Early results show Egypt constitution approved

Early results show Egypt constitution approved

Early results show Egypt constitution approved

Updated 23 December 2012, 23:14 AEDT

A majority of Egyptians have backed a controversial charter in a two-round referendum that deeply polarised the country, the ruling party and official media said.

After preliminary results were tallied, president Mohamed Morsi's Muslim Brotherhood and the official Al-Ahram newspaper both reported that about 64 per cent of votes cast were in favour of the new charter.

The early results are based on reports from returning officials from the vast majority of stations over the two rounds, which were held a week apart. The election committee will announce the final results within two days.

An official from Egypt's main opposition group, which campaigned against the constitution, saying it would deepen divisions in Egypt, also said its unofficial count indicated the document was approved.

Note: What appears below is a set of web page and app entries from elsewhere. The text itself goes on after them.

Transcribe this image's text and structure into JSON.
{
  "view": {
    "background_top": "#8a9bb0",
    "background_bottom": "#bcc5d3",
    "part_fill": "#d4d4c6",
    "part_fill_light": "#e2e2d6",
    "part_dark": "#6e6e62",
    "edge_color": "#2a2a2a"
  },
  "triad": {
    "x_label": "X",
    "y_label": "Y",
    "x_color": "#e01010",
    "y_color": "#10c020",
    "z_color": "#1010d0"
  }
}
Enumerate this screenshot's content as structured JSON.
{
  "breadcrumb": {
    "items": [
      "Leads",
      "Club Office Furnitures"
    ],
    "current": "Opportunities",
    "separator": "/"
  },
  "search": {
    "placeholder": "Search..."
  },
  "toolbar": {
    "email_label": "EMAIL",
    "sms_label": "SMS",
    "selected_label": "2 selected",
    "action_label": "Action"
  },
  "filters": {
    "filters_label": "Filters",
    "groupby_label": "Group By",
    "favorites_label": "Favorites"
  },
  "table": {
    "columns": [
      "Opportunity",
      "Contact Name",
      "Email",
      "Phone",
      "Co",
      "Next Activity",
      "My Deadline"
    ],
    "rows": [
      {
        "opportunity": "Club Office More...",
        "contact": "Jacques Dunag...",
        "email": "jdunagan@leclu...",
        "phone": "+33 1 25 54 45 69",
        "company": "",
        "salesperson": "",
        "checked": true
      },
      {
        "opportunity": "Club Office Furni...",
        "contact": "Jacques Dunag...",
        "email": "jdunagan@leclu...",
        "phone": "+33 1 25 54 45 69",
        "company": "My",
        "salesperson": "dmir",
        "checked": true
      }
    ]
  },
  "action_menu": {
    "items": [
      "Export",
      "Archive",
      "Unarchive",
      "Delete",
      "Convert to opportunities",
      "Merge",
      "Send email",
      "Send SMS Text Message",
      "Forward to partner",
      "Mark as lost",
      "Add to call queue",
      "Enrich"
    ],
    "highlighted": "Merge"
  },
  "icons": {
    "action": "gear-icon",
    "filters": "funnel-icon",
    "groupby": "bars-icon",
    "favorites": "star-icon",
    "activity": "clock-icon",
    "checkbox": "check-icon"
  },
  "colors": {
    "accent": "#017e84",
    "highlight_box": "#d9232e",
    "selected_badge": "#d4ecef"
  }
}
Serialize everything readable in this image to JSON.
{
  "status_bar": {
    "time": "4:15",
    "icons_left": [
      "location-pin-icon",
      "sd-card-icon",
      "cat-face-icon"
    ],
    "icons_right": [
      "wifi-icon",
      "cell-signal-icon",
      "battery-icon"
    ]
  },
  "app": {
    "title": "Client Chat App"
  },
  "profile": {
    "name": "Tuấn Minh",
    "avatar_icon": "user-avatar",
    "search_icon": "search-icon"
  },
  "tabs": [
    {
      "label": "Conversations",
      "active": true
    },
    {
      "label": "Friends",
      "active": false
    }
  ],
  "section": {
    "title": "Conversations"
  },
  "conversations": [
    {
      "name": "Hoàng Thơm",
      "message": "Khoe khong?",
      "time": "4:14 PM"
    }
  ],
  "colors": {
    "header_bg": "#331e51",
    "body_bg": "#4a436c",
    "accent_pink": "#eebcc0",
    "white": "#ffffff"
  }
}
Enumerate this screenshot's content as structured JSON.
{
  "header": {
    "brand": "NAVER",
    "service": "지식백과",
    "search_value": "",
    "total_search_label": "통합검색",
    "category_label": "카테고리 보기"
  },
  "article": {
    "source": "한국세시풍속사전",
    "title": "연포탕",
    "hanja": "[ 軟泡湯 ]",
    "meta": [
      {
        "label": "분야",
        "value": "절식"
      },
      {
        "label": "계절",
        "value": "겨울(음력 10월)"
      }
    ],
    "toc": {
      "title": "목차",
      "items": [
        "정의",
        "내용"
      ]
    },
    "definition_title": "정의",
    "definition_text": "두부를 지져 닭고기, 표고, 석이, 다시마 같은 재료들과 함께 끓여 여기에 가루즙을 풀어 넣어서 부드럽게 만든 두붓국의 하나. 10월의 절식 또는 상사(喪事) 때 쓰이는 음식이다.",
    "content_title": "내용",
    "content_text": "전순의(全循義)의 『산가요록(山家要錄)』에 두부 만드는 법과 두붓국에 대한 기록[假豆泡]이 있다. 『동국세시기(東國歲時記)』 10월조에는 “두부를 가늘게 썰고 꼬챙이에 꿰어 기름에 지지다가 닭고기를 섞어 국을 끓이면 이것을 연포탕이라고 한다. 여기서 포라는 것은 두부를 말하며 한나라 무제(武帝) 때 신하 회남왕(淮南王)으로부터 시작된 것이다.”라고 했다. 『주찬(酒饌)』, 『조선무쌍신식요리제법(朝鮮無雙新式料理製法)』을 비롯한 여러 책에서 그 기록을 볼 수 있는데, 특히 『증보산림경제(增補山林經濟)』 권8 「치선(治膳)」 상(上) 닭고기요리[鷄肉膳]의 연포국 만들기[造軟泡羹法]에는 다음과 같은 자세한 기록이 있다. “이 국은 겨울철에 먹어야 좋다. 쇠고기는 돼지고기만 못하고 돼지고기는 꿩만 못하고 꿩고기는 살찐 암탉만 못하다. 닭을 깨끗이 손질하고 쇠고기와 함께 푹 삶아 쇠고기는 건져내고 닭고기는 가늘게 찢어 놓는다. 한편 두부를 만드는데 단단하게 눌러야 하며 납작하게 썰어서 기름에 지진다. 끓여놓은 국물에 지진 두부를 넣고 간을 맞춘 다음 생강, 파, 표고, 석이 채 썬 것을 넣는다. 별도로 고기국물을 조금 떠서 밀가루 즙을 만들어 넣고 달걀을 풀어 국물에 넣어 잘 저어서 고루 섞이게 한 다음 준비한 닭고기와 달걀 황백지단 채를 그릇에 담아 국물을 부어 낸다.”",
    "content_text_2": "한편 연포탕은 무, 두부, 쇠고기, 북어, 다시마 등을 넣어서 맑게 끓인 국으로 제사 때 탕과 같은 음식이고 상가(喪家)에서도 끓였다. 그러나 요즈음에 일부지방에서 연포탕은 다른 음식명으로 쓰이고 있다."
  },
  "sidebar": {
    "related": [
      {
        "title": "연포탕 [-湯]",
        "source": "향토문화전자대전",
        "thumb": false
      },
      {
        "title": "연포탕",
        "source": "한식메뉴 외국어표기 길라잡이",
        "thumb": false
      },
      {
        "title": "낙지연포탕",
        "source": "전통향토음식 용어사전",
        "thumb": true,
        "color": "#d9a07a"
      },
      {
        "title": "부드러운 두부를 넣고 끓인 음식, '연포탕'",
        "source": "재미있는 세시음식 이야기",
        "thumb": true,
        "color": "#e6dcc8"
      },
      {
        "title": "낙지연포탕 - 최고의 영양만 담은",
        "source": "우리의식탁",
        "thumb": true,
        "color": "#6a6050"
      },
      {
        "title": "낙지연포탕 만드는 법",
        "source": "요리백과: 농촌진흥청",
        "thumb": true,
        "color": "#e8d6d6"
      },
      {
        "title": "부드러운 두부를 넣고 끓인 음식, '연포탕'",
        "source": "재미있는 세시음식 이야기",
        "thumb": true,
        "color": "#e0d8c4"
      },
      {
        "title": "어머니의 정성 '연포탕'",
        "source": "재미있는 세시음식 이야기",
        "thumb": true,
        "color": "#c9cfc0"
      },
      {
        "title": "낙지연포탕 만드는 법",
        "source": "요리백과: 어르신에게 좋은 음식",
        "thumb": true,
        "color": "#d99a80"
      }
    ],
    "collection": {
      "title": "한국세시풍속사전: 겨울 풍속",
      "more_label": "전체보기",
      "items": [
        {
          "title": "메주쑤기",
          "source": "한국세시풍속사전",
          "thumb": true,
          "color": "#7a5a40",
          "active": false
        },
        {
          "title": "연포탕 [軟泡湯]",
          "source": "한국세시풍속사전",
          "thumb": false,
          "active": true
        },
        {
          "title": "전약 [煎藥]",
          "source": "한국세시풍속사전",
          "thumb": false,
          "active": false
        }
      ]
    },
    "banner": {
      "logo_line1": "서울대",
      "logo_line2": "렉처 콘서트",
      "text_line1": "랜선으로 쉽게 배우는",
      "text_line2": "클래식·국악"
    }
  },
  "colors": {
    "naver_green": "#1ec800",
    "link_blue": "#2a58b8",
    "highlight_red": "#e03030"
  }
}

The first round of voting was held on held on December 15 and a second round was staged on Saturday, with roughly half Egypt's 51 million eligible voters covered in each round.

Turnout over both rounds was around 32 per cent, according to the Muslim Brotherhood.

"According to our calculations, the final result of the second round is 71 per cent voting 'yes' and the overall result is 63.8 per cent," a Brotherhood official, who was in an operations room monitoring the vote, told Reuters.

Murad Ali, a senior official in the Muslim Brotherhood's Freedom and Justice Party, confirmed the numbers.

The Brotherhood and its party, as well as members of the opposition, had representatives monitoring polling stations and the vote count across the country.

The opposition said voting in both rounds was marred by abuses.

"We can tell from the results so far that it will be a 'yes' vote," an official from the National Salvation Front said.

"They (Islamists) are ruling the country, running the vote and influencing the people, so what else could we expect."

Mr Morsi's vice president, Mahmud Mekki, whose post is not mentioned in the new charter, announced Saturday that he was resigning.

"Political work does not suit my professional character," he said in a statement, referring to his past as a respected judge.